The piece of legislation will most likely come into force from mid-May, as part of a series of policies aimed at improving safety and reducing nuisance for residents.
Rules around the sale of alcohol and closing times for bars and brothels are also being introduced.
Currently, shops in Amsterdam's red light district are already banned from selling alcohol between Thursday and Sunday after 4pm.
They will now be asked to remove all alcohol from their shelves during this period.
Under the new laws, people will also be forbidden from smoking cannabis in public spaces between 4pm and 1am, Thursday to Sunday.
Restaurants and bars will have to be closed by 2am on Fridays and Saturdays, while brothels, which currently shut at 6am, will now have to be closed by 3am.
And after 1am, nobody will be allowed to enter premises that sell alcohol in the red light district.
It's hoped that the move will give locals more 'peace late at night'.
In a press release announcing the new measures, a spokesperson for the city said: "The atmosphere becomes dire, particularly at night.
"A lot of people are under the influence [of drugs and alcohol] and hang around for a long time.
"This comes at the expense of a good night’s sleep for residents and the liveability and safety of the whole neighbourhood."
If the tough measures don't work, the city says, it will look to ban smoking weed outside coffee shops as well.
Diederik Boomsma is the leader of the local Christian Democrats.
He has been a longstanding supporter of tougher measures to curb drug and alcohol use in the city.
Speaking to Dutch News, he said: "Finally!

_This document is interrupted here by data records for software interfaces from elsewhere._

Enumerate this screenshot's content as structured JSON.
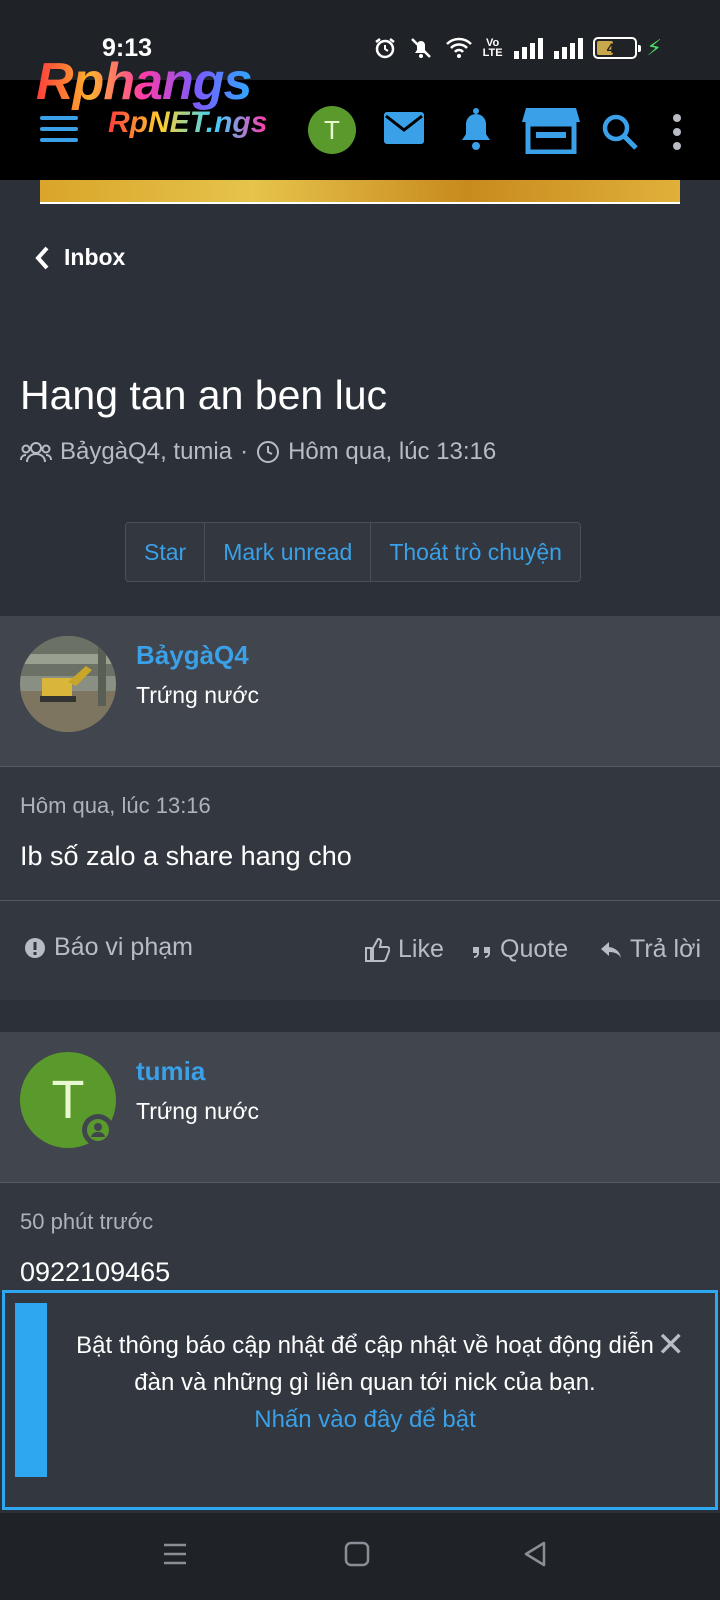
{
  "status_bar": {
    "time": "9:13",
    "volte": "Vo\nLTE",
    "battery": "43"
  },
  "header": {
    "logo_text": "Rphangs",
    "logo_small_text": "RpNET.ngs",
    "avatar_letter": "T",
    "icons": [
      "menu-icon",
      "mail-icon",
      "bell-icon",
      "store-icon",
      "search-icon",
      "more-vert-icon"
    ],
    "accent_color": "#3aa0e8"
  },
  "back": {
    "label": "Inbox"
  },
  "conversation": {
    "title": "Hang tan an ben luc",
    "participants": "BảygàQ4, tumia",
    "separator": "·",
    "time": "Hôm qua, lúc 13:16"
  },
  "buttons": {
    "star": "Star",
    "mark_unread": "Mark unread",
    "leave": "Thoát trò chuyện"
  },
  "messages": [
    {
      "username": "BảygàQ4",
      "user_title": "Trứng nước",
      "time": "Hôm qua, lúc 13:16",
      "text": "Ib số zalo a share hang cho",
      "actions": {
        "report": "Báo vi phạm",
        "like": "Like",
        "quote": "Quote",
        "reply": "Trả lời"
      }
    },
    {
      "username": "tumia",
      "avatar_letter": "T",
      "user_title": "Trứng nước",
      "time": "50 phút trước",
      "text": "0922109465"
    }
  ],
  "notice": {
    "text": "Bật thông báo cập nhật để cập nhật về hoạt động diễn đàn và những gì liên quan tới nick của bạn.",
    "link": "Nhấn vào đây để bật"
  }
}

We have been proposing to ban smoking cannabis in public spaces for years.
"Some days you can’t even walk around the centre without breathing in the persistent stench of cannabis fumes, with glassy-eyed tourist zombies staggering about. That has to stop.
"Amsterdam needs to finally get rid of its image as a Walhalla for paid sex and drugs. [Our] message to tourists: 'Welcome! But if you’re coming just to snort, swallow or smoke drugs: don’t'."
The proposed changes will now go into a four-week consultation period, which will be followed by a vote, with all parties supportive of the measures.